Let's start with the AI cam -- I'd argue it's more machine learning than AI, but I digress. It includes eight presets that run through the usual camera settings you'll find since the dawn of the digital point-and-shoot: Portrait, pet, city/building, flower, sunrise, sunset, food and landscape. In short, it broadly encompasses most things people take images of with their phones. (I would have loved a high shutter-speed activity mode, or something for taking images of moving objects, but I can't have everything.)

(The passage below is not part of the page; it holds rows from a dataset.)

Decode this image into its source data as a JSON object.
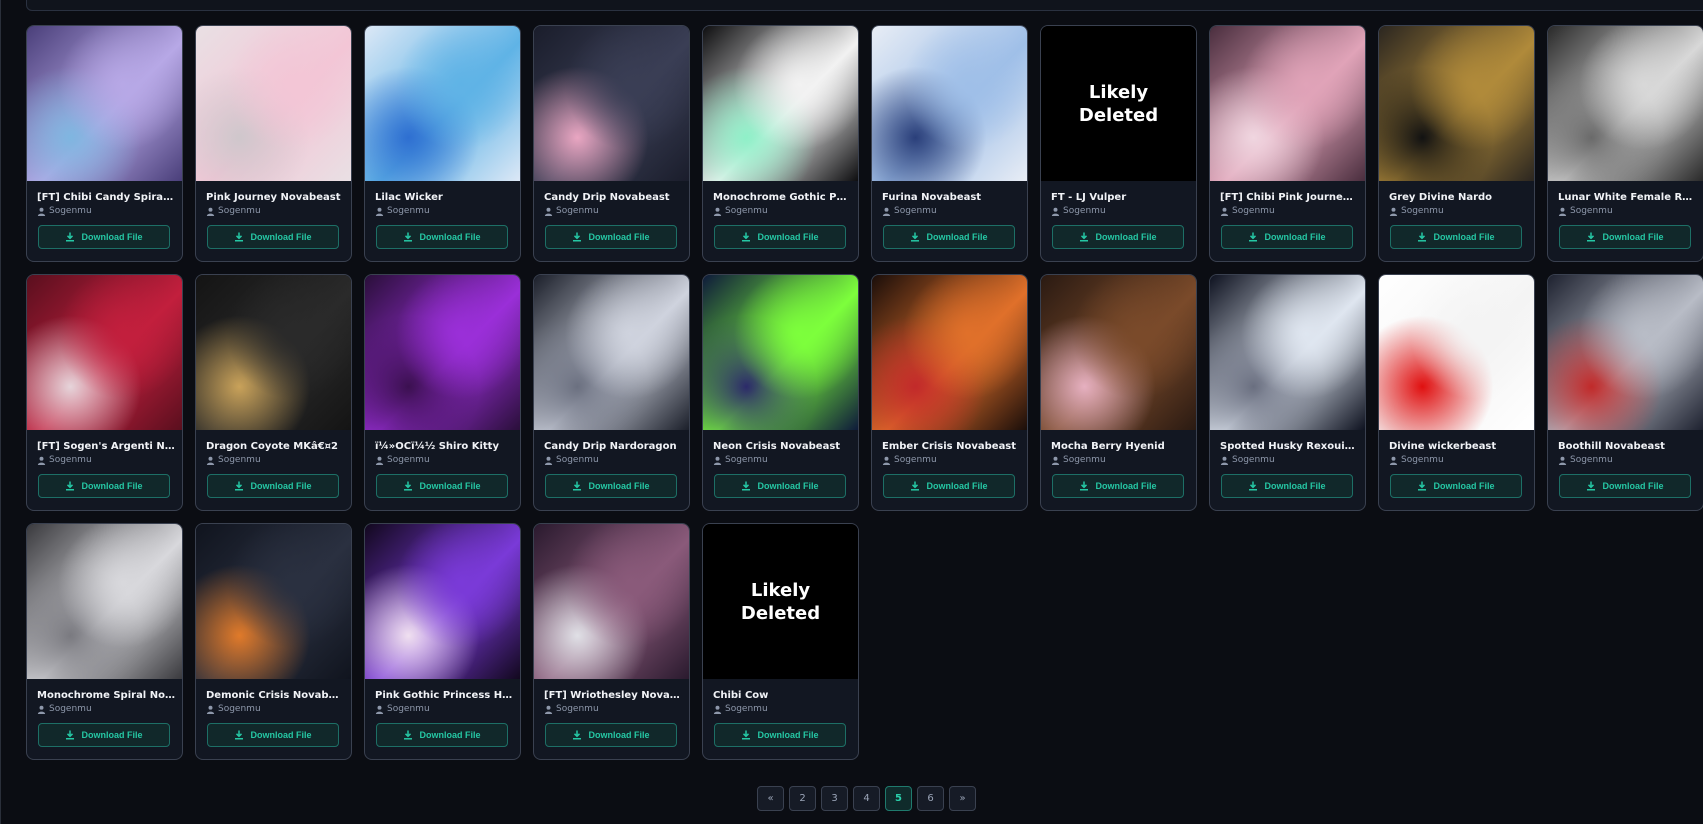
{
  "colors": {
    "accent": "#25c7a4",
    "card_bg": "#121722",
    "page_bg": "#0b0d13"
  },
  "download_label": "Download File",
  "deleted_label": [
    "Likely",
    "Deleted"
  ],
  "items": [
    {
      "title": "[FT]   Chibi Candy Spiral ...",
      "author": "Sogenmu",
      "thumb": [
        "#4a3f7a",
        "#b7a8e6",
        "#7fb6e0"
      ]
    },
    {
      "title": "Pink Journey Novabeast",
      "author": "Sogenmu",
      "thumb": [
        "#e9e0e4",
        "#f3c6d6",
        "#cfc7cc"
      ]
    },
    {
      "title": "Lilac Wicker",
      "author": "Sogenmu",
      "thumb": [
        "#dce8f6",
        "#5fb3e6",
        "#2e6fd1"
      ]
    },
    {
      "title": "Candy Drip Novabeast",
      "author": "Sogenmu",
      "thumb": [
        "#1a1d2b",
        "#3a3e55",
        "#e9a6c2"
      ]
    },
    {
      "title": "Monochrome Gothic Prin...",
      "author": "Sogenmu",
      "thumb": [
        "#0e0e10",
        "#f2f2f2",
        "#8ff0c8"
      ]
    },
    {
      "title": "Furina Novabeast",
      "author": "Sogenmu",
      "thumb": [
        "#e8edf5",
        "#9fbfe8",
        "#2a3f7a"
      ]
    },
    {
      "title": "FT - LJ Vulper",
      "author": "Sogenmu",
      "thumb": "deleted"
    },
    {
      "title": "[FT]   Chibi Pink Journey...",
      "author": "Sogenmu",
      "thumb": [
        "#4a2e3e",
        "#e0a3b8",
        "#f0d6e0"
      ]
    },
    {
      "title": "Grey Divine Nardo",
      "author": "Sogenmu",
      "thumb": [
        "#2b2620",
        "#b08a3a",
        "#121212"
      ]
    },
    {
      "title": "Lunar White Female Rexo...",
      "author": "Sogenmu",
      "thumb": [
        "#2a2a2a",
        "#d8d8d8",
        "#6a6a6a"
      ]
    },
    {
      "title": "[FT]   Sogen's Argenti N...",
      "author": "Sogenmu",
      "thumb": [
        "#5a0f1e",
        "#c21f3d",
        "#e6d4da"
      ]
    },
    {
      "title": "Dragon Coyote MKâ€¤2",
      "author": "Sogenmu",
      "thumb": [
        "#141414",
        "#2a2a2a",
        "#c9a25a"
      ]
    },
    {
      "title": "ï¼»OCï¼½ Shiro Kitty",
      "author": "Sogenmu",
      "thumb": [
        "#2a0f3a",
        "#9a2fd8",
        "#3b1050"
      ]
    },
    {
      "title": "Candy Drip Nardoragon",
      "author": "Sogenmu",
      "thumb": [
        "#1b1f2a",
        "#cfd3de",
        "#6b7080"
      ]
    },
    {
      "title": "Neon Crisis Novabeast",
      "author": "Sogenmu",
      "thumb": [
        "#0e1a3a",
        "#7dff3c",
        "#2c2a6a"
      ]
    },
    {
      "title": "Ember Crisis Novabeast",
      "author": "Sogenmu",
      "thumb": [
        "#1a0e0a",
        "#e0702a",
        "#c22a2a"
      ]
    },
    {
      "title": "Mocha Berry Hyenid",
      "author": "Sogenmu",
      "thumb": [
        "#2a1a12",
        "#7a4a2a",
        "#e6b0c0"
      ]
    },
    {
      "title": "Spotted Husky Rexouium",
      "author": "Sogenmu",
      "thumb": [
        "#0e1220",
        "#dfe6f0",
        "#6a6f80"
      ]
    },
    {
      "title": "Divine wickerbeast",
      "author": "Sogenmu",
      "thumb": [
        "#ffffff",
        "#f4f4f4",
        "#e01010"
      ]
    },
    {
      "title": "Boothill Novabeast",
      "author": "Sogenmu",
      "thumb": [
        "#1e2230",
        "#b8bcc6",
        "#c12a2a"
      ]
    },
    {
      "title": "Monochrome Spiral Nova...",
      "author": "Sogenmu",
      "thumb": [
        "#3a3a3e",
        "#d8d8dc",
        "#7a7a80"
      ]
    },
    {
      "title": "Demonic Crisis Novabeast",
      "author": "Sogenmu",
      "thumb": [
        "#10141e",
        "#2a3040",
        "#e07a2a"
      ]
    },
    {
      "title": "Pink Gothic Princess Hye...",
      "author": "Sogenmu",
      "thumb": [
        "#12081e",
        "#7a3ad8",
        "#f0e0f0"
      ]
    },
    {
      "title": "[FT]   Wriothesley Novab...",
      "author": "Sogenmu",
      "thumb": [
        "#2a1a2e",
        "#8a5a7a",
        "#e0e0e6"
      ]
    },
    {
      "title": "Chibi Cow",
      "author": "Sogenmu",
      "thumb": "deleted"
    }
  ],
  "pagination": [
    "«",
    "2",
    "3",
    "4",
    "5",
    "6",
    "»"
  ],
  "pagination_active": 4
}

There's a simple toggle inside the main camera app, and once activated, the phone tries to suss out what it's looking at. During this, descriptive words appear and disappear on screen, as a neat little signpost of what the AI thinks it's looking at. Once it's come to its conclusion, a handy vibration lets you know that it's calibrated for what the V30S has decided is in front of it. You'll also see the presets in action, giving a live view of "food" mode before you press the shutter.
The correct shooting mode kicked in just about every time. Mistakes happened, but over a good day of shooting with the V30S ThinQ, I didn't encounter many. During a low-light centered evening, the phone understandably took a little longer to figure out what it was looking at.
What does this "AI" Cam do then? It depends. Just like those presets from cameras of yesteryear, it might crank up the contrast or rein in brightness on city shoots, or boost colors for sunsets, portraits and food blogging. Judging from the images, there are no AI smarts here with regards to how it massages your pictures: the smarts are all baked into image, or scene, recognition.